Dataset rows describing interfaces
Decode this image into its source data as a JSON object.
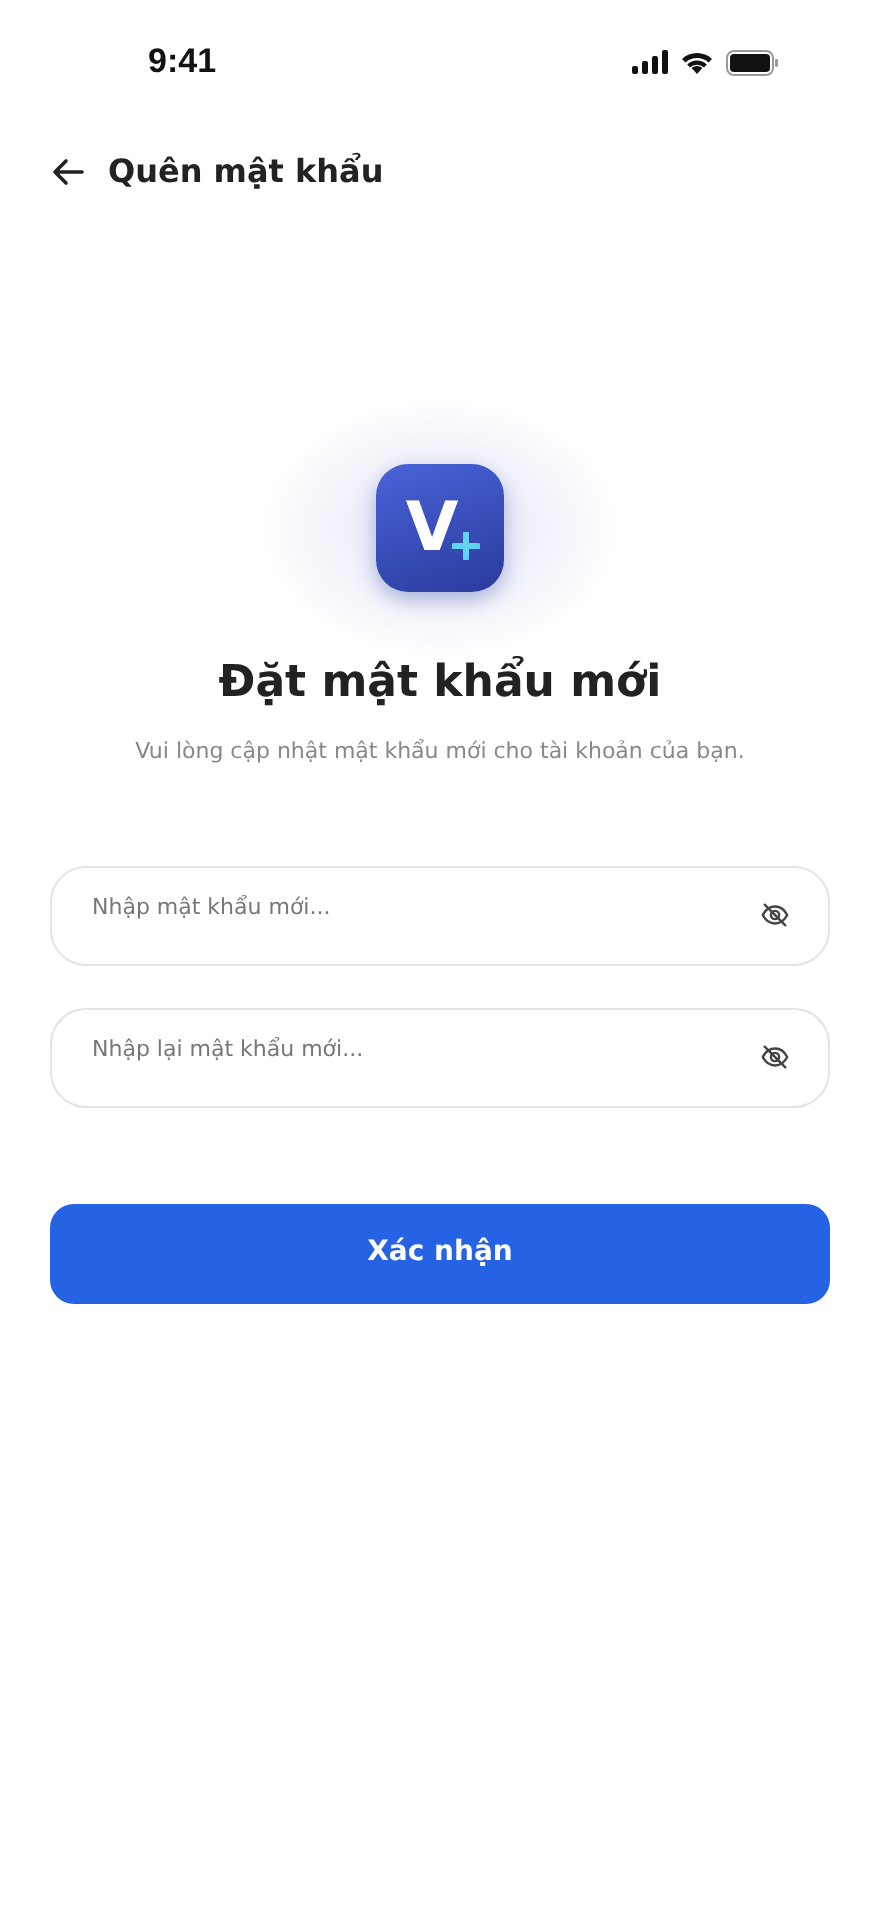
{
  "status_bar": {
    "time": "9:41"
  },
  "header": {
    "title": "Quên mật khẩu"
  },
  "logo": {
    "letter": "V"
  },
  "title": "Đặt mật khẩu mới",
  "subtitle": "Vui lòng cập nhật mật khẩu mới cho tài khoản của bạn.",
  "fields": [
    {
      "placeholder": "Nhập mật khẩu mới..."
    },
    {
      "placeholder": "Nhập lại mật khẩu mới..."
    }
  ],
  "submit": {
    "label": "Xác nhận"
  }
}
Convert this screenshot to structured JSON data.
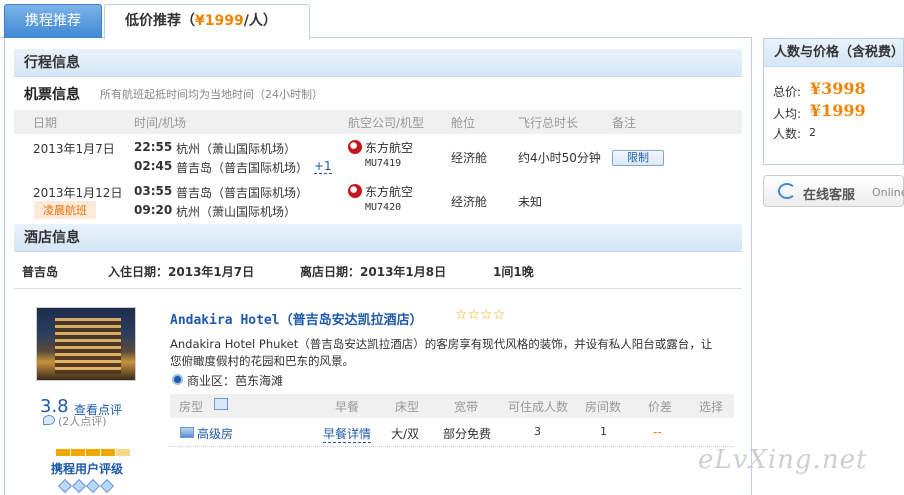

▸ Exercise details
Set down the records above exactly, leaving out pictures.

▸ Reply to the exercise
Decode this image into its source data as a JSON object.
{
  "status_bar": {
    "time": "9:41"
  },
  "header": {
    "title": "Quên mật khẩu"
  },
  "logo": {
    "letter": "V"
  },
  "title": "Đặt mật khẩu mới",
  "subtitle": "Vui lòng cập nhật mật khẩu mới cho tài khoản của bạn.",
  "fields": [
    {
      "placeholder": "Nhập mật khẩu mới..."
    },
    {
      "placeholder": "Nhập lại mật khẩu mới..."
    }
  ],
  "submit": {
    "label": "Xác nhận"
  }
}
Convert this screenshot to structured JSON data.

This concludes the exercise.